Justice Mumbi Ngugi of the Kenyan High Court has ruled that sections 2, 32, and 34 of the Kenya Anti Counterfeit Act 2008 “violate the complainant’s right to life and health as it severely limits access to drugs.”
Three petitioners – Patricia Asero, Maureen Murenga and Joseph Munyi – had challenged the law, charging that its overly broad definition of what constitutes a counterfeit product would limit access to generic medicines. This would violate the Kenyan Constitutional protection of the right to life, (Article 26 of the Constitution).
With this ruling, legislators will need to amend the law to clear up the ambiguity before it can take effect.
Upon hearing the ruling, Patricia Asero said that “The court has correctly interpreted the Constitution and guaranteed the right to health. This ruling speaks against any ambiguity that serves to undermine access to generic medicines and puts the lives of people before profit.”
Statements and Analysis:
- Sisule Musungu, IQ Sensato Ideas in Development Blog. “Sections of the Kenya Anti Counterfeiting Act Struck Down as a Threat to Fundamental Human Rights.”
- Médecins Sans Frontières, Health Action International Africa, and the Kenya Legal & Ethical Issues Network on HIV and AIDS. Joint Statement on the Kenya Anti-Counterfeit Act 2008 Decision.

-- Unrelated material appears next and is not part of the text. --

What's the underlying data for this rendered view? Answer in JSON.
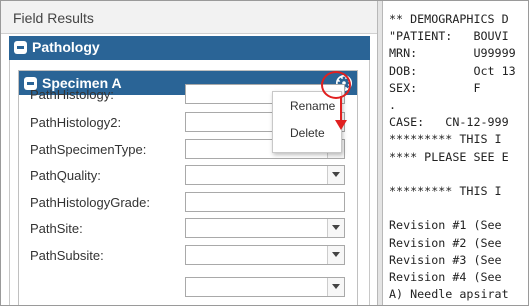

- Reuters. “Kenyan court ruling upholds access to generic drugs.”
- Rob Jillo for Capital FM News. “Kenyans to Get Cheaper HIV Drugs.”